EghtesadOnline: Iran and Japan on Saturday signed a basic agreement to cut water loss in central Iran with an eye on reducing the wastage of dwindling water resources across the national supply system.
Signed by the National Water and Wastewater Engineering Company, Tehran Province Water and Wastewater Company and Japan International Cooperation Agency in Tehran in the weekend, the agreement is aimed at reducing the drainage of "non-revenue water"—water that is pumped and then lost or unaccounted for before reaching consumers, IRNA reported.
As per the agreement, the joint program will be piloted in the city of Khansar in the central Isfahan Province where water wastage is three times the average in major Iranian cities.
The average amount of non-revenue water in Iran's big cities is around 20% but stands at around 60% in Khansar, the report said, adding that the agreement comes on the back of three years of studies on water loss in Khansar by the Japanese agency.
In developing countries, according to Financial Tribune, roughly 45 million cubic meters of water are lost daily with an economic value of over $3 billion per year.
A World Bank study puts the global estimate of physical water losses at 32 billion cubic meters each year, half of which occurs in developing countries.

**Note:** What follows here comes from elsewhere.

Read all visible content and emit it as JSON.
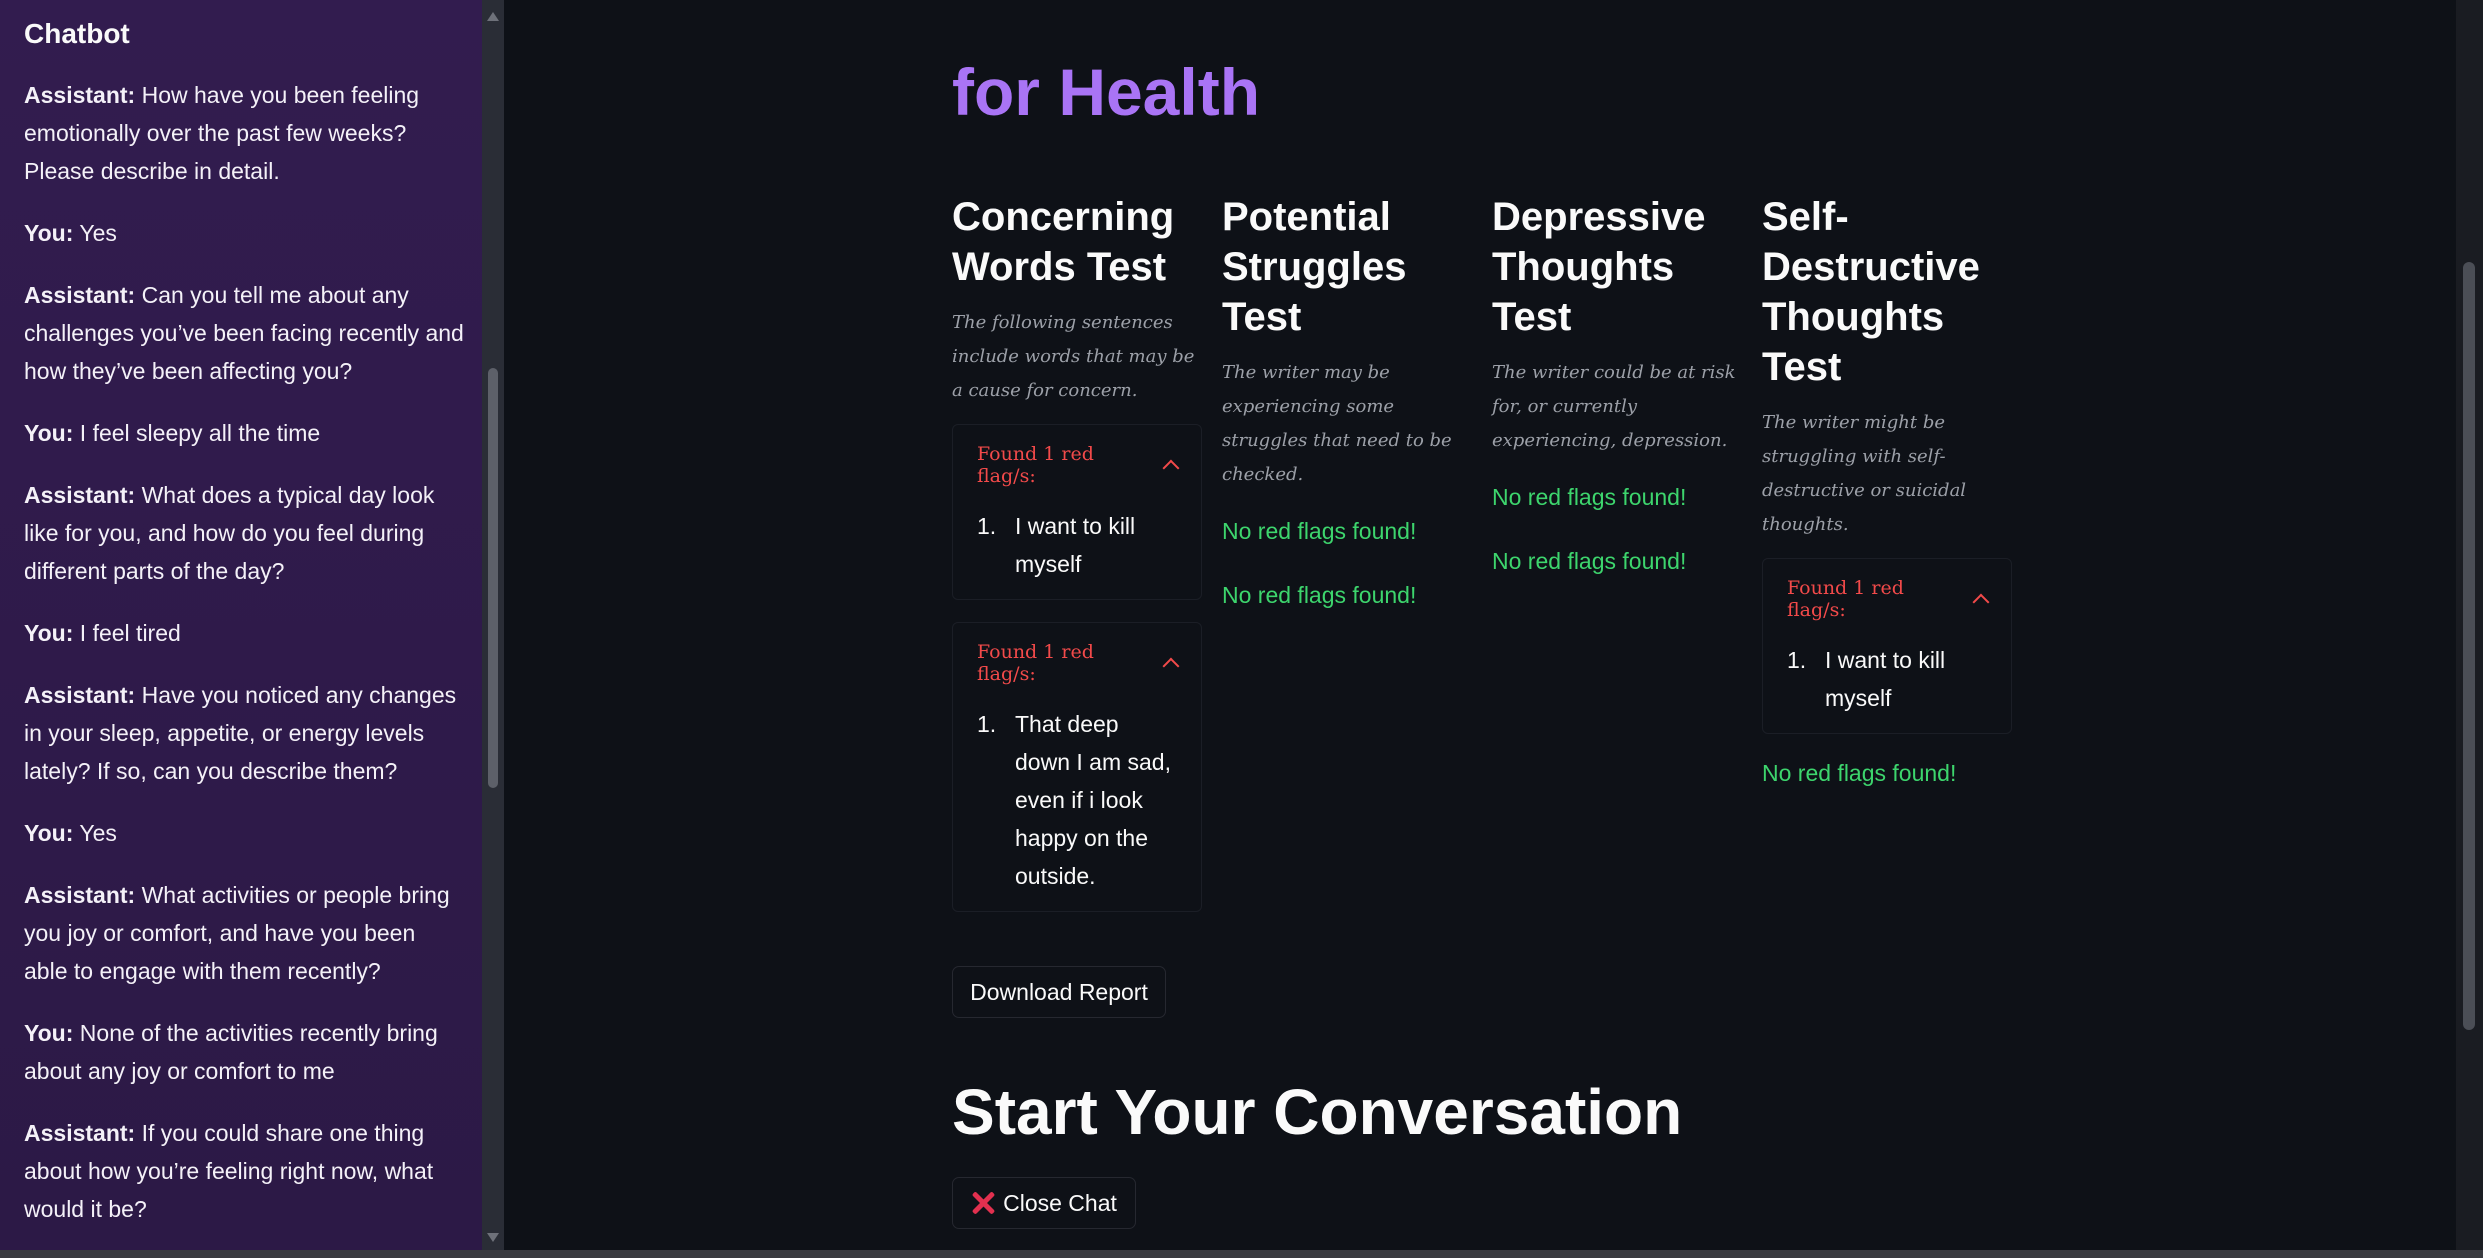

Water utilities suffer from the huge financial costs of treating and pumping water only to see it leak back into the ground and the lost revenues from water that could have otherwise been sold.

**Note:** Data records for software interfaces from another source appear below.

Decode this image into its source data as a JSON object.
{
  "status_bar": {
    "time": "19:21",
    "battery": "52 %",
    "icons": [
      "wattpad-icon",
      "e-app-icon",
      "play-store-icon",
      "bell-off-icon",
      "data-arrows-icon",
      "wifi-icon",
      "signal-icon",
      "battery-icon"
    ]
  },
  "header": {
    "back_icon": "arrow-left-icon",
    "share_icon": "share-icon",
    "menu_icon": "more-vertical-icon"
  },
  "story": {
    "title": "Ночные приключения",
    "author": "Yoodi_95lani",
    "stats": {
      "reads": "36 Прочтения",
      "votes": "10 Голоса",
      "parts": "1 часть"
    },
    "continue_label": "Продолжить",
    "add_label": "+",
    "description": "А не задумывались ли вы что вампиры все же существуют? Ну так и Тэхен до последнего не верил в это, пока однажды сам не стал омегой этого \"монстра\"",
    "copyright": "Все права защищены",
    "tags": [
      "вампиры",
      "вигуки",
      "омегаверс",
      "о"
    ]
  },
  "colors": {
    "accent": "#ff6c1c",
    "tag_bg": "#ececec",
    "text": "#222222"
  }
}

If the water losses in developing countries could be halved, the saved water would be enough to supply around 90 million people.
According to data by the Geological Survey & Mineral Explorations of Iran, some 37 million Iranians are living in water-stressed regions. It comes as per capita water use in metropolises such as Tehran and Isfahan exceeds 200 liters, whereas the global average is around 150 liters.

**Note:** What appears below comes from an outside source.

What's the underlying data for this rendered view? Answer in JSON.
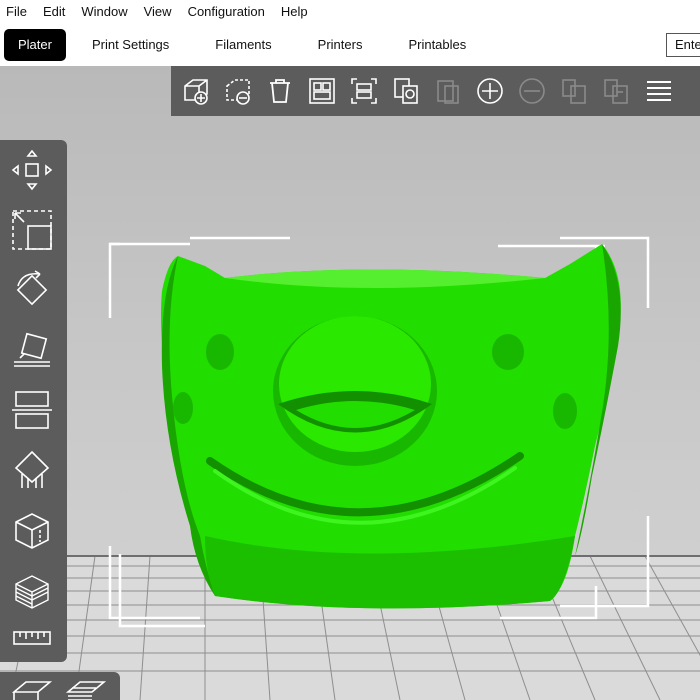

Located in one of the world's most water-stressed regions, Iran suffers from low rainfall and excessive consumption as well as high levels of water loss because of aging supply infrastructure and outdated irrigation methods.
Established in 1974, JICA is the primary Japanese governmental agency responsible for technical cooperation component of Japan's bilateral ODA (Japan's Official Development Assistance) program.
JICA is involved in broad-ranging projects in Iran's water and power industries. It is providing assistance to Iran with a focus on development of domestic industries, reduction of disparities between urban and rural areas, environmental preservation, water resource management and disaster management.
Shahin Pakrouh, a deputy at NWWEC, noted that the Japanese organization has engaged in training Iranian workforce on various water-related issues.
"Curtailing Khansar's non-revenue water is a national project. Plans are in place to indigenize the technology to help curb water in Isfahan and elsewhere," he said.